-------- Data provided --------

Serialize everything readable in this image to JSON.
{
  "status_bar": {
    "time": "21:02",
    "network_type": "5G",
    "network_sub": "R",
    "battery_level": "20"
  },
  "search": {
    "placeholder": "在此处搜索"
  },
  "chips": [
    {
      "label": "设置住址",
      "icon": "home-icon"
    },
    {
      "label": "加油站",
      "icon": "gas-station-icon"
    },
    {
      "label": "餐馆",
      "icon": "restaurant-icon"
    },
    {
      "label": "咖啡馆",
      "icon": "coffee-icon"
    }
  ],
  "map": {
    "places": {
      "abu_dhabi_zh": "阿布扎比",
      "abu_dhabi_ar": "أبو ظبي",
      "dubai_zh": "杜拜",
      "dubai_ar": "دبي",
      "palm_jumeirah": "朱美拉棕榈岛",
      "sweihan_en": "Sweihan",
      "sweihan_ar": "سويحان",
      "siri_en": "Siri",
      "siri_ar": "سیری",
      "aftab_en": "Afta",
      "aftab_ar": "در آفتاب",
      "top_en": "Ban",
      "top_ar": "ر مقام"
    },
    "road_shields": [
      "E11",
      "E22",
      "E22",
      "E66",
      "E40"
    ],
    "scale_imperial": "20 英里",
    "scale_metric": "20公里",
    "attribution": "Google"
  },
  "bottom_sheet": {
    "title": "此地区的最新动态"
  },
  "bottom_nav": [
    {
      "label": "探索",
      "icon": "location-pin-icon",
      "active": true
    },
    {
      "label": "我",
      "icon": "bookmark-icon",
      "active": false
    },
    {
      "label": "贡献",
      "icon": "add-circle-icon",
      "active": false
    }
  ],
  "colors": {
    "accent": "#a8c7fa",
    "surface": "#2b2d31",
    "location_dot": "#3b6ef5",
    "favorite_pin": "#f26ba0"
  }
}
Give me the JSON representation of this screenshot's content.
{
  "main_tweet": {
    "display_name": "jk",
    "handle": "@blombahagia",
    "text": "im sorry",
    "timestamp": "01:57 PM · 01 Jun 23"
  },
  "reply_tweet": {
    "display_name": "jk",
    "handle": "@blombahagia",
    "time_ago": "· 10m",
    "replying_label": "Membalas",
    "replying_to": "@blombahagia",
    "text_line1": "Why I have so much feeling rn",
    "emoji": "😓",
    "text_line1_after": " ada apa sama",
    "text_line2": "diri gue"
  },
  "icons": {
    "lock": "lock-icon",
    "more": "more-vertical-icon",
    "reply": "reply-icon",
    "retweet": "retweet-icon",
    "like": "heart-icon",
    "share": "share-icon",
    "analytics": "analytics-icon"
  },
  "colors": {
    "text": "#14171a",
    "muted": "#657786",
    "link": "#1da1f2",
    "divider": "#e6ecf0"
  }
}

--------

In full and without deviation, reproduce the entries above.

Serialize everything readable in this image to JSON.
{
  "status_bar": {
    "time": "21:02",
    "network_type": "5G",
    "network_sub": "R",
    "battery_level": "20"
  },
  "search": {
    "placeholder": "在此处搜索"
  },
  "chips": [
    {
      "label": "设置住址",
      "icon": "home-icon"
    },
    {
      "label": "加油站",
      "icon": "gas-station-icon"
    },
    {
      "label": "餐馆",
      "icon": "restaurant-icon"
    },
    {
      "label": "咖啡馆",
      "icon": "coffee-icon"
    }
  ],
  "map": {
    "places": {
      "abu_dhabi_zh": "阿布扎比",
      "abu_dhabi_ar": "أبو ظبي",
      "dubai_zh": "杜拜",
      "dubai_ar": "دبي",
      "palm_jumeirah": "朱美拉棕榈岛",
      "sweihan_en": "Sweihan",
      "sweihan_ar": "سويحان",
      "siri_en": "Siri",
      "siri_ar": "سیری",
      "aftab_en": "Afta",
      "aftab_ar": "در آفتاب",
      "top_en": "Ban",
      "top_ar": "ر مقام"
    },
    "road_shields": [
      "E11",
      "E22",
      "E22",
      "E66",
      "E40"
    ],
    "scale_imperial": "20 英里",
    "scale_metric": "20公里",
    "attribution": "Google"
  },
  "bottom_sheet": {
    "title": "此地区的最新动态"
  },
  "bottom_nav": [
    {
      "label": "探索",
      "icon": "location-pin-icon",
      "active": true
    },
    {
      "label": "我",
      "icon": "bookmark-icon",
      "active": false
    },
    {
      "label": "贡献",
      "icon": "add-circle-icon",
      "active": false
    }
  ],
  "colors": {
    "accent": "#a8c7fa",
    "surface": "#2b2d31",
    "location_dot": "#3b6ef5",
    "favorite_pin": "#f26ba0"
  }
}
Give me the JSON representation of this screenshot's content.
{
  "main_tweet": {
    "display_name": "jk",
    "handle": "@blombahagia",
    "text": "im sorry",
    "timestamp": "01:57 PM · 01 Jun 23"
  },
  "reply_tweet": {
    "display_name": "jk",
    "handle": "@blombahagia",
    "time_ago": "· 10m",
    "replying_label": "Membalas",
    "replying_to": "@blombahagia",
    "text_line1": "Why I have so much feeling rn",
    "emoji": "😓",
    "text_line1_after": " ada apa sama",
    "text_line2": "diri gue"
  },
  "icons": {
    "lock": "lock-icon",
    "more": "more-vertical-icon",
    "reply": "reply-icon",
    "retweet": "retweet-icon",
    "like": "heart-icon",
    "share": "share-icon",
    "analytics": "analytics-icon"
  },
  "colors": {
    "text": "#14171a",
    "muted": "#657786",
    "link": "#1da1f2",
    "divider": "#e6ecf0"
  }
}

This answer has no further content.